WORK REQUEST: What's needed: every entry, printed exactly, minus the images.

Website and app data records
══════════
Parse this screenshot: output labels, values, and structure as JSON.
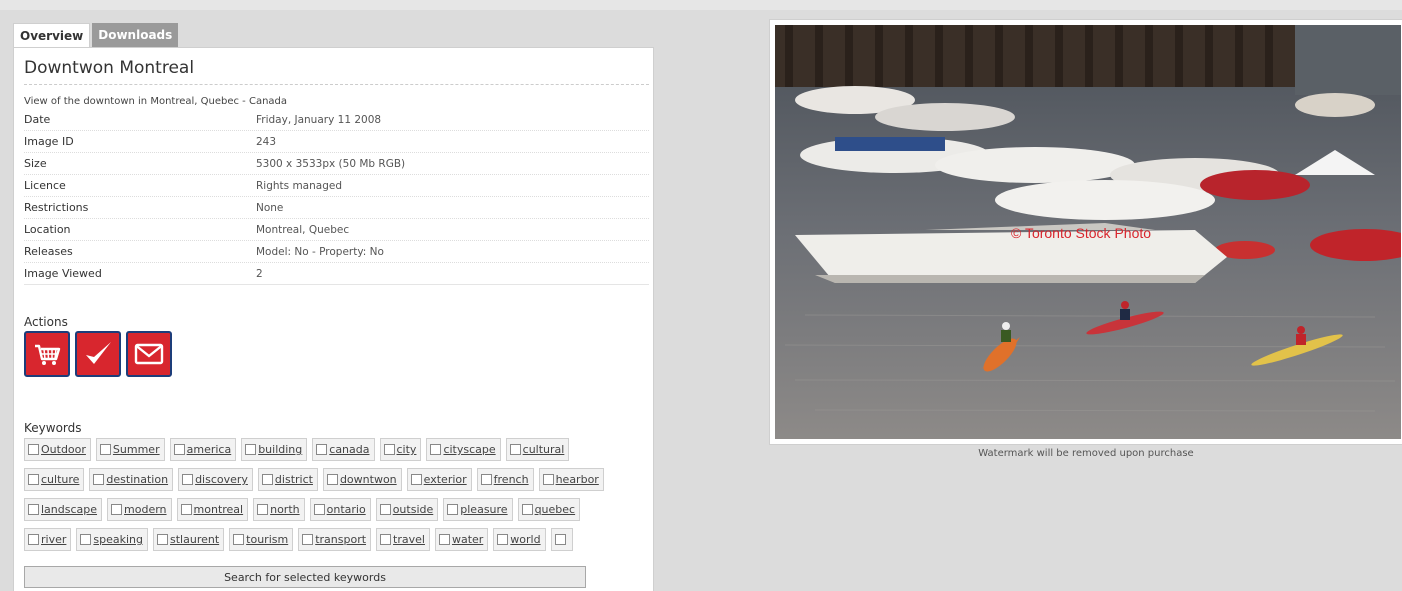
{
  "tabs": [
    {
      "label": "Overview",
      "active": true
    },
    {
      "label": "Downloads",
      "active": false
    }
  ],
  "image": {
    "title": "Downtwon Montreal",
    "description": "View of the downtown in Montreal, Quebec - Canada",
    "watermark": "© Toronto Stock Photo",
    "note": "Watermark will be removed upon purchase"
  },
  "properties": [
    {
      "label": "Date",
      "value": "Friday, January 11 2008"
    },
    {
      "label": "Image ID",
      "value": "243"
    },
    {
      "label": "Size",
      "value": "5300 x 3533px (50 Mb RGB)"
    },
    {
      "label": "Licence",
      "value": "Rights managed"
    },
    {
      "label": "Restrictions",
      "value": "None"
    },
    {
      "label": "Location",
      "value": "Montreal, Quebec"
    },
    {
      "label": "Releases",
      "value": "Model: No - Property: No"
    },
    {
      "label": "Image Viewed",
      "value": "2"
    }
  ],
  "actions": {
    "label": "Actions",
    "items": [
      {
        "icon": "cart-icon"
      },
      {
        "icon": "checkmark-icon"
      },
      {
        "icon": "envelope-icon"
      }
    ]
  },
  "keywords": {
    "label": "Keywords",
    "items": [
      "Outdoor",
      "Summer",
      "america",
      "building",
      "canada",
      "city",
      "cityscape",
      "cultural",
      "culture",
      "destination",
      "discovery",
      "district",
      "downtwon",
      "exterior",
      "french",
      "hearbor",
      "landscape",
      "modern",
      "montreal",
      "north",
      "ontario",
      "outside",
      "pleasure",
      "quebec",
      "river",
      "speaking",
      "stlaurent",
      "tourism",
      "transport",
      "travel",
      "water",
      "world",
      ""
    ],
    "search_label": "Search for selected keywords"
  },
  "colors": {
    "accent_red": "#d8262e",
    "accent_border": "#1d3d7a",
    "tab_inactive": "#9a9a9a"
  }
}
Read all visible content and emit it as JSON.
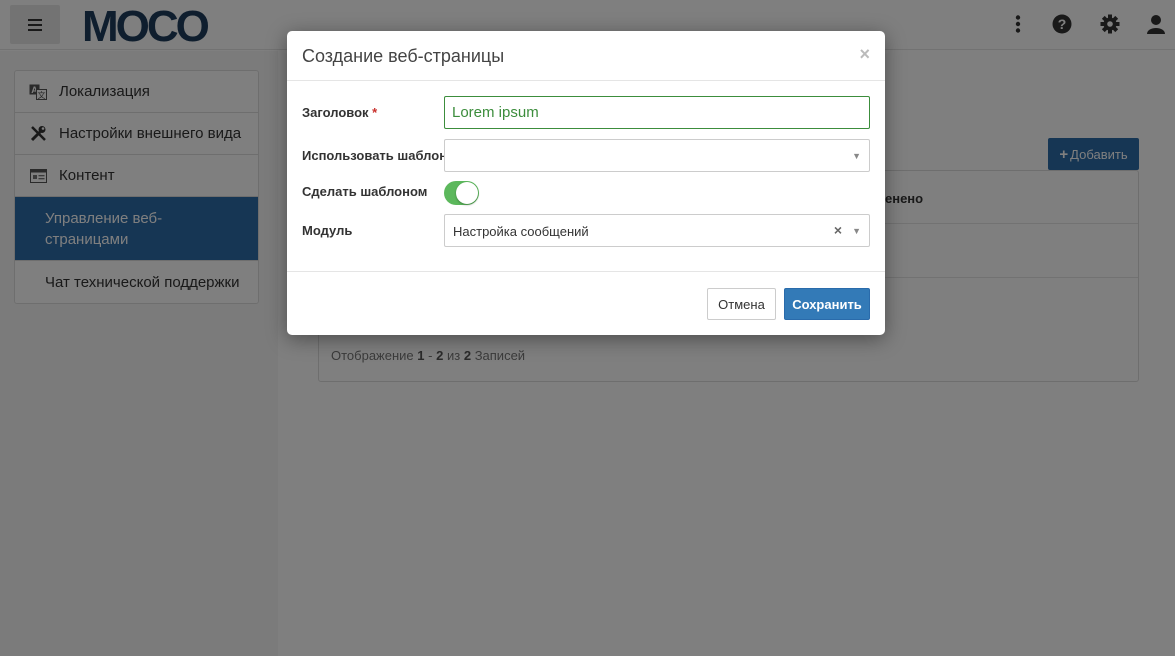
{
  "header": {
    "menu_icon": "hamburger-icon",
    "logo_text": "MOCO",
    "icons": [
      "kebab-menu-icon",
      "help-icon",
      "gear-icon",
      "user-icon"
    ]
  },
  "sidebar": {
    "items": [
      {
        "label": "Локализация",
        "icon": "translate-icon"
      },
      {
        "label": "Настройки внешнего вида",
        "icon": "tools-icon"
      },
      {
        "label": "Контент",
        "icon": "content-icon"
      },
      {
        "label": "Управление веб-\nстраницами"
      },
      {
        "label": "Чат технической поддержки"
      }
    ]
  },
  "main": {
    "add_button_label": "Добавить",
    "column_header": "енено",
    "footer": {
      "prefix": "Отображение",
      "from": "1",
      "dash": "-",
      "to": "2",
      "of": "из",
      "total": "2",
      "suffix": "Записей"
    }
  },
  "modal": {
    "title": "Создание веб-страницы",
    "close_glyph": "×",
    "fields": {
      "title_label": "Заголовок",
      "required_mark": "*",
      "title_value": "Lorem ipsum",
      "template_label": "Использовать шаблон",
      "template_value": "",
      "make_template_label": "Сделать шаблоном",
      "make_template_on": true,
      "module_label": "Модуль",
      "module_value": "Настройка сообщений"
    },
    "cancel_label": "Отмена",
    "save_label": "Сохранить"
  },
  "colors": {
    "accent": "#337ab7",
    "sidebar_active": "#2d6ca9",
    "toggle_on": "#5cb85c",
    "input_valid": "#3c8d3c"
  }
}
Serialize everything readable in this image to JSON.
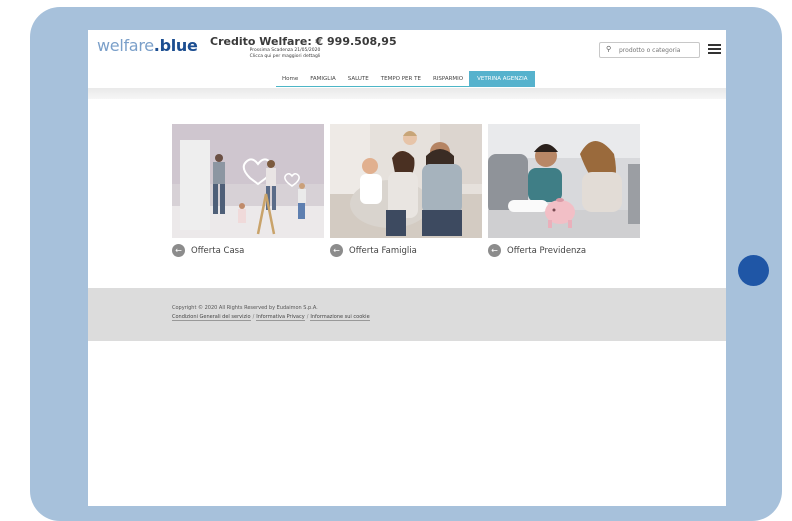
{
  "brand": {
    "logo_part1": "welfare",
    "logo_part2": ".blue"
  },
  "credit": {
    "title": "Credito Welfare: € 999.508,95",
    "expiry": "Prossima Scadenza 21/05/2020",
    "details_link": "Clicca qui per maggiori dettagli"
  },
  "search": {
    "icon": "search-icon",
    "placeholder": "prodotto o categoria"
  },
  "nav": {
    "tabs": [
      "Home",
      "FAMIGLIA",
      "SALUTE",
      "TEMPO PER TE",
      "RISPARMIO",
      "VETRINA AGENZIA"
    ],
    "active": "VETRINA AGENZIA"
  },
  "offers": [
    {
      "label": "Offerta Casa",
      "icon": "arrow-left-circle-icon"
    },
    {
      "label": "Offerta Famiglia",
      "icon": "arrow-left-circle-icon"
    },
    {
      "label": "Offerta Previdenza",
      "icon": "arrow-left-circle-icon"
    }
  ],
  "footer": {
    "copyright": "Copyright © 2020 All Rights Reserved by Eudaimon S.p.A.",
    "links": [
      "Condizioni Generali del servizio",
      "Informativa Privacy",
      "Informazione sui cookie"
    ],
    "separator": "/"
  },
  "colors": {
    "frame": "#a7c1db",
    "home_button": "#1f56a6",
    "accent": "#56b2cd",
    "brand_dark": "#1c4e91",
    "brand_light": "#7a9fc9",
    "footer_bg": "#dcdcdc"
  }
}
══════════
FINISHED EXERCISE:
Parse this screenshot: output labels, values, and structure as JSON.
{
  "tabs": [
    {
      "label": "Overview",
      "active": true
    },
    {
      "label": "Downloads",
      "active": false
    }
  ],
  "image": {
    "title": "Downtwon Montreal",
    "description": "View of the downtown in Montreal, Quebec - Canada",
    "watermark": "© Toronto Stock Photo",
    "note": "Watermark will be removed upon purchase"
  },
  "properties": [
    {
      "label": "Date",
      "value": "Friday, January 11 2008"
    },
    {
      "label": "Image ID",
      "value": "243"
    },
    {
      "label": "Size",
      "value": "5300 x 3533px (50 Mb RGB)"
    },
    {
      "label": "Licence",
      "value": "Rights managed"
    },
    {
      "label": "Restrictions",
      "value": "None"
    },
    {
      "label": "Location",
      "value": "Montreal, Quebec"
    },
    {
      "label": "Releases",
      "value": "Model: No - Property: No"
    },
    {
      "label": "Image Viewed",
      "value": "2"
    }
  ],
  "actions": {
    "label": "Actions",
    "items": [
      {
        "icon": "cart-icon"
      },
      {
        "icon": "checkmark-icon"
      },
      {
        "icon": "envelope-icon"
      }
    ]
  },
  "keywords": {
    "label": "Keywords",
    "items": [
      "Outdoor",
      "Summer",
      "america",
      "building",
      "canada",
      "city",
      "cityscape",
      "cultural",
      "culture",
      "destination",
      "discovery",
      "district",
      "downtwon",
      "exterior",
      "french",
      "hearbor",
      "landscape",
      "modern",
      "montreal",
      "north",
      "ontario",
      "outside",
      "pleasure",
      "quebec",
      "river",
      "speaking",
      "stlaurent",
      "tourism",
      "transport",
      "travel",
      "water",
      "world",
      ""
    ],
    "search_label": "Search for selected keywords"
  },
  "colors": {
    "accent_red": "#d8262e",
    "accent_border": "#1d3d7a",
    "tab_inactive": "#9a9a9a"
  }
}
Read all visible content and emit it as JSON.
{
  "header": {
    "menu_icon": "hamburger-icon",
    "logo_text": "MOCO",
    "icons": [
      "kebab-menu-icon",
      "help-icon",
      "gear-icon",
      "user-icon"
    ]
  },
  "sidebar": {
    "items": [
      {
        "label": "Локализация",
        "icon": "translate-icon"
      },
      {
        "label": "Настройки внешнего вида",
        "icon": "tools-icon"
      },
      {
        "label": "Контент",
        "icon": "content-icon"
      },
      {
        "label": "Управление веб-\nстраницами"
      },
      {
        "label": "Чат технической поддержки"
      }
    ]
  },
  "main": {
    "add_button_label": "Добавить",
    "column_header": "енено",
    "footer": {
      "prefix": "Отображение",
      "from": "1",
      "dash": "-",
      "to": "2",
      "of": "из",
      "total": "2",
      "suffix": "Записей"
    }
  },
  "modal": {
    "title": "Создание веб-страницы",
    "close_glyph": "×",
    "fields": {
      "title_label": "Заголовок",
      "required_mark": "*",
      "title_value": "Lorem ipsum",
      "template_label": "Использовать шаблон",
      "template_value": "",
      "make_template_label": "Сделать шаблоном",
      "make_template_on": true,
      "module_label": "Модуль",
      "module_value": "Настройка сообщений"
    },
    "cancel_label": "Отмена",
    "save_label": "Сохранить"
  },
  "colors": {
    "accent": "#337ab7",
    "sidebar_active": "#2d6ca9",
    "toggle_on": "#5cb85c",
    "input_valid": "#3c8d3c"
  }
}
Serialize everything readable in this image to JSON.
{
  "brand": {
    "logo_part1": "welfare",
    "logo_part2": ".blue"
  },
  "credit": {
    "title": "Credito Welfare: € 999.508,95",
    "expiry": "Prossima Scadenza 21/05/2020",
    "details_link": "Clicca qui per maggiori dettagli"
  },
  "search": {
    "icon": "search-icon",
    "placeholder": "prodotto o categoria"
  },
  "nav": {
    "tabs": [
      "Home",
      "FAMIGLIA",
      "SALUTE",
      "TEMPO PER TE",
      "RISPARMIO",
      "VETRINA AGENZIA"
    ],
    "active": "VETRINA AGENZIA"
  },
  "offers": [
    {
      "label": "Offerta Casa",
      "icon": "arrow-left-circle-icon"
    },
    {
      "label": "Offerta Famiglia",
      "icon": "arrow-left-circle-icon"
    },
    {
      "label": "Offerta Previdenza",
      "icon": "arrow-left-circle-icon"
    }
  ],
  "footer": {
    "copyright": "Copyright © 2020 All Rights Reserved by Eudaimon S.p.A.",
    "links": [
      "Condizioni Generali del servizio",
      "Informativa Privacy",
      "Informazione sui cookie"
    ],
    "separator": "/"
  },
  "colors": {
    "frame": "#a7c1db",
    "home_button": "#1f56a6",
    "accent": "#56b2cd",
    "brand_dark": "#1c4e91",
    "brand_light": "#7a9fc9",
    "footer_bg": "#dcdcdc"
  }
}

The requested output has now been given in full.